The long and notably neutral history of academic regalia made robes a natural choice for Torchlight, which occurs the evening before commencement. This newly contentious ceremony was established over 80 years ago as a way of bringing soon-to-be-graduates together to connect with one another and with their institution. Does this mean that we should have to wear robes in May? Perhaps not. But I don’t think that they truly symbolize anything more than those connections, despite whatever fantasies students opposing the traditional attire of graduation gowns have conjured up. The students who have argued for the elimination of academic regalia assert that the wearing of black robes is guaranteed to cause widespread and profound emotional distress. This is an outrageous overextension of the well-intentioned “trigger” debate. For more on that topic, I urge you to read Greg Lukianoff and Jonathan Haidt’s “The Coddling of the American Mind.” And while there is certainly nothing wrong with the idea of class sweaters, why not either stick with the robes or let people wear what they want? Hom asserts that her suggestion would “create a more fun and unifying tradition for everyone,” but her manufactured controversy has had the opposite effect of dividing my class year and making Commencement itself something that can no longer bring us together.

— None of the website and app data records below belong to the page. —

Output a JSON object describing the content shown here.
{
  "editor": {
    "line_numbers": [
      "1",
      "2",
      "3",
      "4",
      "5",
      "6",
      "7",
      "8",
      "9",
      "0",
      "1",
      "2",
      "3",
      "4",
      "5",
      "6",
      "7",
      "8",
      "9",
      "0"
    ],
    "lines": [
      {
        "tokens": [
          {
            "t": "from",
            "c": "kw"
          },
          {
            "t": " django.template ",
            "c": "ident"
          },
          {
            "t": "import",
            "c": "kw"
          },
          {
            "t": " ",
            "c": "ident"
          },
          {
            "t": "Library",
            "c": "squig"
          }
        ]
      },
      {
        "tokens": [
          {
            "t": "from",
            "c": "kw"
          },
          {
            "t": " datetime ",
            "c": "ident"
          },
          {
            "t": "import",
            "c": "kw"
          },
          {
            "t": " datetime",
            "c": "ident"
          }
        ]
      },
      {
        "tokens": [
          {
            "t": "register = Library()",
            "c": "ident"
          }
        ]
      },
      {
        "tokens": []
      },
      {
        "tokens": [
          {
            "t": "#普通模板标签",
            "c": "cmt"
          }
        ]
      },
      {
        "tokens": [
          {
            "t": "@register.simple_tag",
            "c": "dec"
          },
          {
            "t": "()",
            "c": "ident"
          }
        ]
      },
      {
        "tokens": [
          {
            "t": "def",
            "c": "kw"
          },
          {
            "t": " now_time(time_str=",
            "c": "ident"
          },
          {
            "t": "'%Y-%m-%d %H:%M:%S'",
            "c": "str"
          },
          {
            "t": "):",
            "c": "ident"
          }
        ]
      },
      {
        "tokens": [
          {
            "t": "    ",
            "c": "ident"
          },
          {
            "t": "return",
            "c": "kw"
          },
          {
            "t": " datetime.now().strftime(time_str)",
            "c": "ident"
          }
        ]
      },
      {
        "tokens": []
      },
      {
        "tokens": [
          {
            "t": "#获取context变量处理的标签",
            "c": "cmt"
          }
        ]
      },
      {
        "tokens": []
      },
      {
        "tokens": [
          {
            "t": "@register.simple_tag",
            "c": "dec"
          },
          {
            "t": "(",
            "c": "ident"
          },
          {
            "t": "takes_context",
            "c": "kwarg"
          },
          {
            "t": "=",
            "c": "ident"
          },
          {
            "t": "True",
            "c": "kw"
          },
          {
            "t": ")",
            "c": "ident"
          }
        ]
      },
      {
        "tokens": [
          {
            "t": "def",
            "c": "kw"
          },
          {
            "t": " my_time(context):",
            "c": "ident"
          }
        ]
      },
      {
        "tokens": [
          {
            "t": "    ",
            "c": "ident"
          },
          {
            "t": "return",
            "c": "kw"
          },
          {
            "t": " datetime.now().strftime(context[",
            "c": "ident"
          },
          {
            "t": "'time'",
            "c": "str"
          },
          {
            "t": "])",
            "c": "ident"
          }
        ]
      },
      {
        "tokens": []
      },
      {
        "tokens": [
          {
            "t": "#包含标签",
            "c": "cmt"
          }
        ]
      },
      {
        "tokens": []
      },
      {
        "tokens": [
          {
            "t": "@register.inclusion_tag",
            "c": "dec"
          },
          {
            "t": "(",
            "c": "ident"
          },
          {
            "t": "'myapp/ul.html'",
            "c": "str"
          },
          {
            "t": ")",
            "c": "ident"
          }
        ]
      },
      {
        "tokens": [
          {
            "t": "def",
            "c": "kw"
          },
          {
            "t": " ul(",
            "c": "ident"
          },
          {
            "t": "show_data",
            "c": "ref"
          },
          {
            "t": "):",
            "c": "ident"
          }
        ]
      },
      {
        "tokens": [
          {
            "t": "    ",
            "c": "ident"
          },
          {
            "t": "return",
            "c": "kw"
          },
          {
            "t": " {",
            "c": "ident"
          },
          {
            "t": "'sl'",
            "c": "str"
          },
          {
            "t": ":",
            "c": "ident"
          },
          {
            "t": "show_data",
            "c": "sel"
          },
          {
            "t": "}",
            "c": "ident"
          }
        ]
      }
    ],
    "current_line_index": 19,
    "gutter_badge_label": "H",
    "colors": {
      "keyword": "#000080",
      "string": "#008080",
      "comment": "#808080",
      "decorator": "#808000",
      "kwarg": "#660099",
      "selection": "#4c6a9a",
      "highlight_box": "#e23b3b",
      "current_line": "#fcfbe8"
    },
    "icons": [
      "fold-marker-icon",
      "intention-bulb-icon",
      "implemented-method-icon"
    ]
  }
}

Let’s revisit the original complaint that torch processions are the cultural property of white supremacist groups, namely the Ku Klux Klan. As with the robes, this represents an uninformed position rooted in a deliberately truncated version of history. Is this movement arguing that fire itself should be off limits? Once again, the facts don’t offer much support. Torches are lifted above New York Harbor by the Statue of Liberty, carried in relay to light the Olympic flame and borne in procession in Eucharistic liturgy. In Ancient Greek and Roman times, a torch would be lit in a newlywed bride’s hearth on her wedding night as an expression of love. Should we nullify this overwhelming body of history simply because a hateful few have attempted its parody? I don’t think so.

Most troublingly, the proposal’s more vitriolic proselytizers are not content to make measured arguments as Hom has. The Class of 2016 Facebook group erupted over the Torchlight debate when I responded to a post Hom made on January 28, and most proponents of modified attire at Torchlight turned to emotion instead of making reasoned arguments. Several even resorted to violent, ad hominem attacks on my character and identity, tactics that have no place in rational discussion. Yet no figure within the movement made attempts to point this out, instead content to perpetuate an increasingly acidic echo chamber. Despite our differences, I hold a high degree of respect for Hom’s articulation, drive and commitment to her cause. But I find it inexcusable that others who share her opinion have such tolerance for extreme hatred. We should all be capable of disagreement without disrespect.